Far from being hyperbolic, this evaluation of an indictment's effect is coldly realistic. It cannot be doubted, therefore, that the mere threat of an indictment is enough to intimidate the average congressman and jeopardize his independence. Yet, it was to prevent just such overreaching that the speech or debate clause came into being. A hostile executive department may effectively neutralize a troublesome legislator, despite the absence of admissible evidence to convict, simply by ignoring or threatening to ignore the privilege in a presentation to a grand jury. Invocation of the constitutional protection at a later stage cannot undo the damage. If it is to serve its purpose, the shield must be raised at the beginning.


Observance of this rule will not foreclose indictments for illegal conduct beyond the scope of the speech or debate clause. All that is required is that in presenting material to the grand jury the prosecutor uphold the Constitution and refrain from introducing evidence of past legislative acts or the motivation for performing them. In that way the clause will meet its expectation of preserving the constitutional structure of separate, coequal, and independent branches of government. United States v. Helstoski, supra at 491, 99 S.Ct. at 2441. Because here the government's charges "rely on legislative acts or the motivation for legislative acts," United States v. Brewster, supra at 512, 92 S.Ct. at 2537, we conclude that the district judge properly dismissed counts VII and VIII.


We also affirm the district court's dismissal of count XI charging Helstoski with making false material statements to the grand jury in violation of 18 U.S.C. § 1623 (1976 & Supp. I 1977). As drafted, count XI alleges that Helstoski's statement was material to the grand jury's investigation whether any person had received cash payments "in connection with private bills which (Helstoski) had introduced in the United States House of Representatives." Since proof of materiality, an element of an offense under § 1623, would require introduction of evidence of past legislative acts, the district court properly dismissed count XI. United States v. Brewster, supra.


We have carefully examined the government's arguments that counts IX and X against Mazella were properly drawn. We have reviewed those counts and find that they do not meet the requirements of precision and clarity required by this court. See United States v. Tonelli, supra; United States v. Slawik, supra; United States v. Crocker, supra. We find no error in the district court's dismissal of counts IX and X.


Accordingly, the judgment of the district court will be affirmed.


Another one of the Congressman's aides, Vincent L. Verdiramo, pleaded guilty to one count of obstruction of justice and the remaining count against him was dismissed

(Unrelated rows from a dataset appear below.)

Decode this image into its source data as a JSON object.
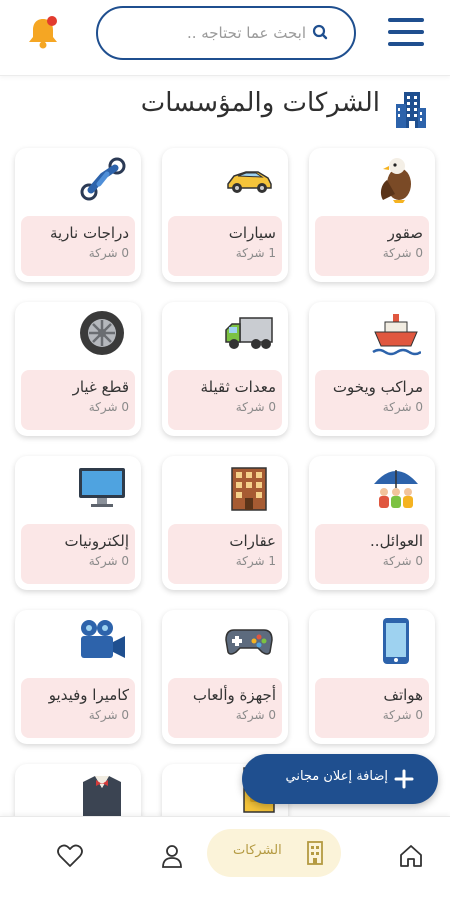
{
  "header": {
    "search_placeholder": "ابحث عما تحتاجه ..",
    "accent_color": "#1f4f8f"
  },
  "page": {
    "title": "الشركات والمؤسسات"
  },
  "categories": [
    {
      "name": "صقور",
      "count": "0 شركة",
      "icon": "falcon-icon"
    },
    {
      "name": "سيارات",
      "count": "1 شركة",
      "icon": "car-icon"
    },
    {
      "name": "دراجات نارية",
      "count": "0 شركة",
      "icon": "motorcycle-icon"
    },
    {
      "name": "مراكب ويخوت",
      "count": "0 شركة",
      "icon": "ship-icon"
    },
    {
      "name": "معدات ثقيلة",
      "count": "0 شركة",
      "icon": "truck-icon"
    },
    {
      "name": "قطع غيار",
      "count": "0 شركة",
      "icon": "tire-icon"
    },
    {
      "name": "العوائل..",
      "count": "0 شركة",
      "icon": "family-umbrella-icon"
    },
    {
      "name": "عقارات",
      "count": "1 شركة",
      "icon": "building-icon"
    },
    {
      "name": "إلكترونيات",
      "count": "0 شركة",
      "icon": "monitor-icon"
    },
    {
      "name": "هواتف",
      "count": "0 شركة",
      "icon": "phone-icon"
    },
    {
      "name": "أجهزة وألعاب",
      "count": "0 شركة",
      "icon": "gamepad-icon"
    },
    {
      "name": "كاميرا وفيديو",
      "count": "0 شركة",
      "icon": "video-camera-icon"
    }
  ],
  "fab": {
    "label": "إضافة إعلان مجاني"
  },
  "bottom_nav": {
    "active_label": "الشركات",
    "active_color": "#b49a42"
  }
}
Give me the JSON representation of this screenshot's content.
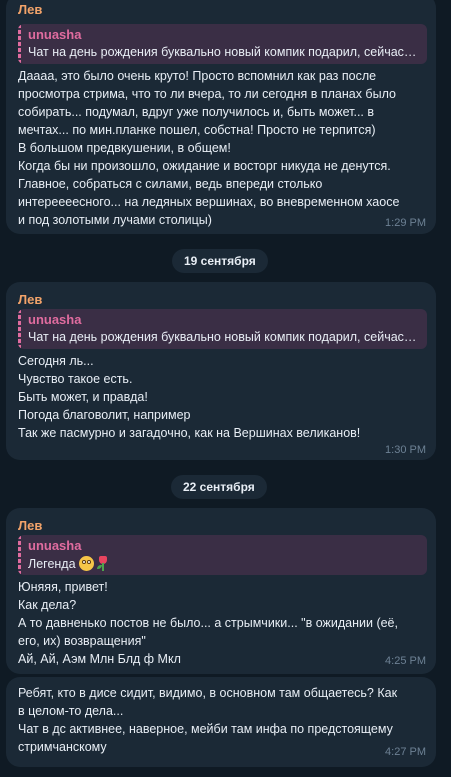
{
  "messages": [
    {
      "sender": "Лев",
      "reply": {
        "name": "unuasha",
        "text": "Чат на день рождения буквально новый компик подарил, сейчас буду ставить игры"
      },
      "lines": [
        "Даааа, это было очень круто! Просто вспомнил как раз после",
        "просмотра стрима, что то ли вчера, то ли сегодня в планах было",
        "собирать... подумал, вдруг уже получилось и, быть может... в",
        "мечтах... по мин.планке пошел, собстна! Просто не терпится)",
        "В большом предвкушении, в общем!",
        "Когда бы ни произошло, ожидание и восторг никуда не денутся.",
        "Главное, собраться с силами, ведь впереди столько",
        "интереееесного... на ледяных вершинах, во вневременном хаосе",
        "и под золотыми лучами столицы)"
      ],
      "time": "1:29 PM"
    },
    {
      "sender": "Лев",
      "reply": {
        "name": "unuasha",
        "text": "Чат на день рождения буквально новый компик подарил, сейчас буду ставить игры"
      },
      "lines": [
        "Сегодня ль...",
        "Чувство такое есть.",
        "Быть может, и правда!",
        "Погода благоволит, например",
        "Так же пасмурно и загадочно, как на Вершинах великанов!"
      ],
      "time": "1:30 PM"
    },
    {
      "sender": "Лев",
      "reply": {
        "name": "unuasha",
        "text": "Легенда"
      },
      "lines": [
        "Юняяя, привет!",
        "Как дела?",
        "А то давненько постов не было... а стрымчики... \"в ожидании (её,",
        "его, их) возвращения\"",
        "Ай, Ай, Аэм Млн Блд ф Мкл"
      ],
      "time": "4:25 PM"
    },
    {
      "lines": [
        "Ребят, кто в дисе сидит, видимо, в основном там общаетесь? Как",
        "в целом-то дела...",
        "Чат в дс активнее, наверное, мейби там инфа по предстоящему",
        "стримчанскому"
      ],
      "time": "4:27 PM"
    }
  ],
  "date_separators": [
    "19 сентября",
    "22 сентября"
  ],
  "icons": {
    "reply_emoji_1": "flushed-face-emoji-icon",
    "reply_emoji_2": "tulip-emoji-icon"
  },
  "colors": {
    "background": "#0f1a24",
    "bubble": "#1b2936",
    "sender": "#f2a36a",
    "reply_accent": "#e06c9f",
    "reply_background": "#3a2e45",
    "time": "#6d8194"
  }
}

At the time that this indictment was returned, there was a regular practice in the District of New Jersey of utilizing different grand juries on each of six days in a week. The United States Attorney could present evidence whenever he chose and thus grand juries hearing testimony in any one investigation varied from day to day. Helstoski himself testified on ten occasions before eight different grand juries. Although transcripts of prior testimony were made available, this procedure precluded the indicting grand jury from observing the demeanor of all the witnesses who testified. We were advised by the government at oral argument in this case that this questionable practice has ceased, so we need not comment further


Helstoski's original motion referred only to counts I-IV. Subsequent to the Supreme Court's decision and the government's voluntary dismissal of seven counts, the defendant expanded his motion to dismiss by including all remaining counts